One can hardly consider the southern Patagonian coast without taking a cruise of some kind.The reasons for this are mainly related to the wildlife one is likely to see—sea lions and seals, penguins, whales, dolphins, and a vast array of birds abound in such quantities that every trip is sure to be memorable. The Ushuaia Beagle Channel Cruise is no exception, and yet it offers much more besides in the way of gorgeous scenery, archaeology, and of course the chance to embark on the same stretch of water that was charted by Darwin and Captain Fitzroy’s ship, HMS Beagle.
Approaching the city of Ushuaia’s port early in the morning is a great experience in and of itself—one passes the odd fisherman, the docks are just becoming active with the many containers, and the morning light affords grand photo opportunities of the waking ramshackle town and surrounding mountains. Passing by the Antarctica departure terminal is likely to stir longing in the breast, but since this costly adventure is beyond the pocket of many travelers, one can sigh with the relief that at least a boat cruise awaits.
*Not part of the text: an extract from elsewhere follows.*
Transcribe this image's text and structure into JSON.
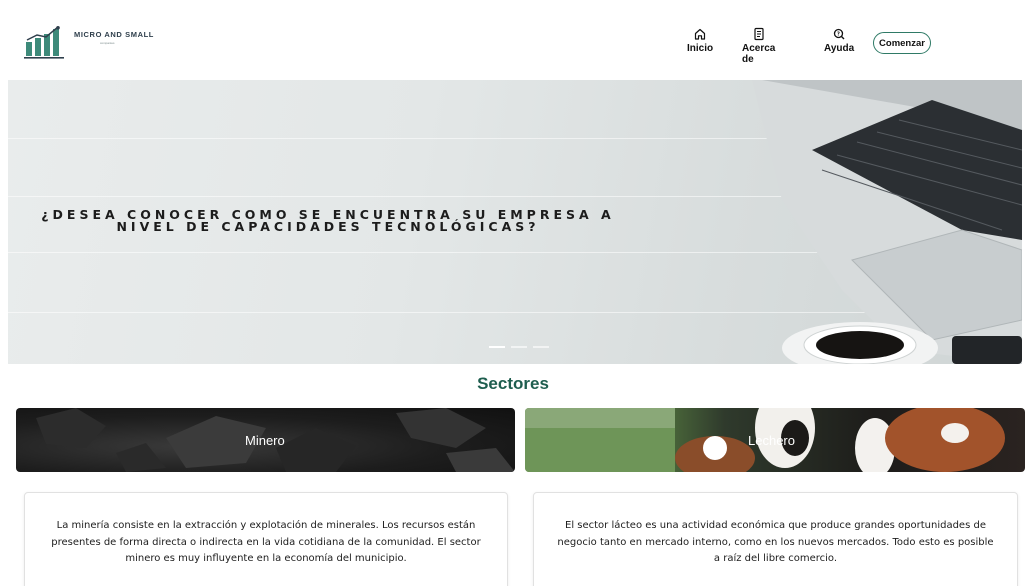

And a grand cruise it is. Pulling out of the dock one begins the initial rise and fall of the comfortably sized craft and enjoys an increasingly panoramic view of Ushuaia and the Martial Glacier above it. Once past the Airport, out in the channel, it is a short journey to the first island to view an astounding number of cormorants. These black and white birds appear at first to be penguins, and in fact they are close relatives that can fly. Dotted among these are a number of sea lions who proudly point their noses up in the air or engage in island frolicking.
Out here the weather often picks up to a brisk pace. With the icy wind whipping across the boat, the realization of what the first travelers and indigenous were up against combines with the pleasant feeling that one has joined them in journeying to the ‘end of the world’. On both sides of the boat lie two separate countries: Argentina on the left,Chile on the right. The verdant mountains quickly becoming ice bound and weather-beaten as they rise steeply from the shoreline. Soon the boat approaches a second island. This island is much more heavily populated by fur seals and sea lions. The skillful skipper of the boat pilots it so close to this island that you can almost smell the breath of these cheerful creatures as the males bout and grunt with one another, the braver ones with the chief for his place. The females and sea birds join in observing them. As the boat backs up from the rocky spit, watch for the acrobatics of the swimming seals and sea lions as they enjoy the company of the boat and look for food.
In the distance one has already caught sight of a very picturesque lighthouse. As the boat nears, this impression only grows, one photo is certainly not enough. Its red, white, red pattern is not only beautiful, but an international signal of just the type of danger that awaits passing craft. At this moment, it is sobering to consider how many craft and lives have been lost in these waters. Travel and Argentina is not for the faint of heart.
On the return journey, it is more than likely that the wind has finally gotten the better of the passengers, and at this point the crew and excellent guides have already prepared a generous tray of hot cocoa, coffee, tea, and maté. This, combined with an endless tray of cookies, serves to fortify one for the rest of the journey as, on the open water, the odd albatross engages in maneuvers reminiscent of a jet fighter.
It isn’t long before the boat reaches its final stop—one of the Bridges islands. Alighting here, the guides show the compelling C shaped mounds that are ancient rubbish-heaps-turned-wind-breaks of the indigenous Yamana. Standing mid-channel in the stiff wind, it is no wonder these adaptable people found it necessary. Climbing the hill, one turns in a circle, taking in the view: the town of Ushuaia to the north, channel and the Atlantic to the East, Chile and eventually Cape Horn to the South, channel and eventually the Pacific to the West. The Ushuaia Beagle Channel Boat Cruise ends with a short journey back. Surely one at this point feels joy at choosing to travel, and Argentina in particular.